ANSWER:

The possible causes of the leaf problems you describe are numerous. The yellowing foliage could be caused by too much water, too little water, sucking insects such as aphids and scale, other predators such as thrips and mites, fungal diseases or simply normal aging. The dark spots and holes can be signs of fungal diseases and/or chewing insect like grasshoppers or caterpillars or snails and slugs. Carefully examine the effected leaves (especially the underside) for tiny insects or mite. You may need a magnifying glass to see some of them.

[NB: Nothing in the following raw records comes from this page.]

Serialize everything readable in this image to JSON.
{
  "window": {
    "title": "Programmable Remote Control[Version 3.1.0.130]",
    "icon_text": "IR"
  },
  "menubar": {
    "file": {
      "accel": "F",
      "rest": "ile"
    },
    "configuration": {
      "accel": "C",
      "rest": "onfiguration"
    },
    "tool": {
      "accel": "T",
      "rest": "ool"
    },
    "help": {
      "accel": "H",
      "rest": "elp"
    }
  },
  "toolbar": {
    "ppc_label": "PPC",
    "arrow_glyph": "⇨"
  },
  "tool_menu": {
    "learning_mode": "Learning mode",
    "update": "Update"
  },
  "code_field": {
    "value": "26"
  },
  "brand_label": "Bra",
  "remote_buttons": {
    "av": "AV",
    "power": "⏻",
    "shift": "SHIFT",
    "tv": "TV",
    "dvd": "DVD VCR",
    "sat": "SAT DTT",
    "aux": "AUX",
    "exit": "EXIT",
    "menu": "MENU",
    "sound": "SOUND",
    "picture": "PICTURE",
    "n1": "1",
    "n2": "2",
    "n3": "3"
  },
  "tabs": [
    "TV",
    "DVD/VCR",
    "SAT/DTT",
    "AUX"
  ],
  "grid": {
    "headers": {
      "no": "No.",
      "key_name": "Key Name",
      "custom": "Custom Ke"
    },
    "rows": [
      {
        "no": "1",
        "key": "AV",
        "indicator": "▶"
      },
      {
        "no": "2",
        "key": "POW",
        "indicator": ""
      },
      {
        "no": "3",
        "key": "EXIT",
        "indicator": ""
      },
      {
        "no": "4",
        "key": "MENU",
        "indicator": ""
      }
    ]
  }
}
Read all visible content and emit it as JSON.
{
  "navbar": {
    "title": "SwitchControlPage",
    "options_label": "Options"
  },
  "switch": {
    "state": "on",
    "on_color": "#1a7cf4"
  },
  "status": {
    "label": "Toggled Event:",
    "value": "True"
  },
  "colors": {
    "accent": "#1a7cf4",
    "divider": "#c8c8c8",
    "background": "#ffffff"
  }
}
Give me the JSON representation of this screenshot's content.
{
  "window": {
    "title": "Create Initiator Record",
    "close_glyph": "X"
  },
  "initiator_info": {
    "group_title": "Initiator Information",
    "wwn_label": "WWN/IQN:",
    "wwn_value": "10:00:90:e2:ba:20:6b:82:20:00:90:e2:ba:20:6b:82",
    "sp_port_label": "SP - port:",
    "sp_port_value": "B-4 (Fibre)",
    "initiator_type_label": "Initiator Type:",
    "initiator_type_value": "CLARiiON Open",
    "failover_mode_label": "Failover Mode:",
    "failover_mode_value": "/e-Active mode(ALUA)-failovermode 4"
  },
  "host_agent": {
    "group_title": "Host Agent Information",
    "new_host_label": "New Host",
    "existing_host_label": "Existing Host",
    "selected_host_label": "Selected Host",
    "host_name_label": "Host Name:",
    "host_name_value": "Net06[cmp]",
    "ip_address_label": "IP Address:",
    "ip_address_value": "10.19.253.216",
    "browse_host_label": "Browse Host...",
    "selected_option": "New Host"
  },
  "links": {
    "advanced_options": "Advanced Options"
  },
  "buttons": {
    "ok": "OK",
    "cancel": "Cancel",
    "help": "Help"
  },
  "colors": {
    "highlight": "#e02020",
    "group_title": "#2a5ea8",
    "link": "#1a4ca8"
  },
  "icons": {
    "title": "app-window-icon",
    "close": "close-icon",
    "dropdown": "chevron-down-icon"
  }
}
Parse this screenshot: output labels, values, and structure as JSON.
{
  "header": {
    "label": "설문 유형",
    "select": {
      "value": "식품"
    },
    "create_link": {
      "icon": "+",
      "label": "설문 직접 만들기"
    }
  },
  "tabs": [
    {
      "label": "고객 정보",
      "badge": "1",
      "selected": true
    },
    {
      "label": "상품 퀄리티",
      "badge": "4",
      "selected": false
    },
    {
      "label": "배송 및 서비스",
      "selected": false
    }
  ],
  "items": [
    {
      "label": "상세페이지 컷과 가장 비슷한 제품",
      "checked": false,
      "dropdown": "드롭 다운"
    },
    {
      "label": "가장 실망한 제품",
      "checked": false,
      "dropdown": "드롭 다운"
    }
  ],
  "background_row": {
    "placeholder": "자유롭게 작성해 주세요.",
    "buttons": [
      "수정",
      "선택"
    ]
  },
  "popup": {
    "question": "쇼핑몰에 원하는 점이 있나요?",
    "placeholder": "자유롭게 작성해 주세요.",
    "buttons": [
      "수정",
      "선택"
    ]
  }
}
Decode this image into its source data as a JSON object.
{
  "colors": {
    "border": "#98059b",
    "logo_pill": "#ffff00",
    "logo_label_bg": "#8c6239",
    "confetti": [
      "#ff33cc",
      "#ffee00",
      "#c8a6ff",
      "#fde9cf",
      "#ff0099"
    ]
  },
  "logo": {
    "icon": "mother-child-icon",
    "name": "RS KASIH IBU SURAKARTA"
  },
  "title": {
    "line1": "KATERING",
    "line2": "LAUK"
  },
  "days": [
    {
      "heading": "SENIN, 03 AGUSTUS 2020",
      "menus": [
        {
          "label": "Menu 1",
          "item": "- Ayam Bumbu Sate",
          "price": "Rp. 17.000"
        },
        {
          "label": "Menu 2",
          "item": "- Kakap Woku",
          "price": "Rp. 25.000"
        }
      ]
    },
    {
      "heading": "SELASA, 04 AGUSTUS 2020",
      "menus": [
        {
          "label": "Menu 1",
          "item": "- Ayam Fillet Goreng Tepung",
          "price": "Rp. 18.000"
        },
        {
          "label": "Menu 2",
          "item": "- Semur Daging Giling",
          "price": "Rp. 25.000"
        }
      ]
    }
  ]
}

Check your plants at night for night-working predators like slugs.

To be sure of what is afflicting your vine you should contact your state's Cooperative Extension Service for a positive diagnosis.

 

More Diseases and Disorders Questions

Control of sooty mold from aphids in Crape Myrtle
February 25, 2007 - I have a crape myrtle in my front flower bed that has a sooty black substance on the leaves and trunk. I've done research and understand this is caused by aphids. My question is how do I get the bl...
view the full question and answer

Problems with dogwood tree in Jacksonville FL
February 28, 2010 - Sir, I believe I have a Cornus drummondii, a stiff dogwood tree on my lawn which a few years ago was big, lush and full of branches and leaves. In the last 2 years I have noticed about 80% of it drop...
view the full question and answer

Film growing on prickly pear from Austin
September 28, 2012 - We've just xeriscaped our front & back yards. Two of the spineless prickly pear cacti have a beige film growing on the paddles. The film is now moving further up the cactus, and one of the upper pad...
view the full question and answer

Corona de Cristo, guest or pest?
July 12, 2008 - We have had two recent speakers at the Austin Butterfly Forum with differing views as to whether Passiflora foetida is invasive in Texas. One believes that it's well-behaved and a a great butterfly ...
view the full question and answer

Mildew and rot in navel orange tree in California
September 02, 2008 - I have a great navel orange tree that seems to have two problems. One of them looks like powdery mildew and the other is some kind of black rot. I have sprayed it several times to no avail. I live ...
view the full question and answer

Support the Wildflower Center by Donating Online or Becoming a Member today.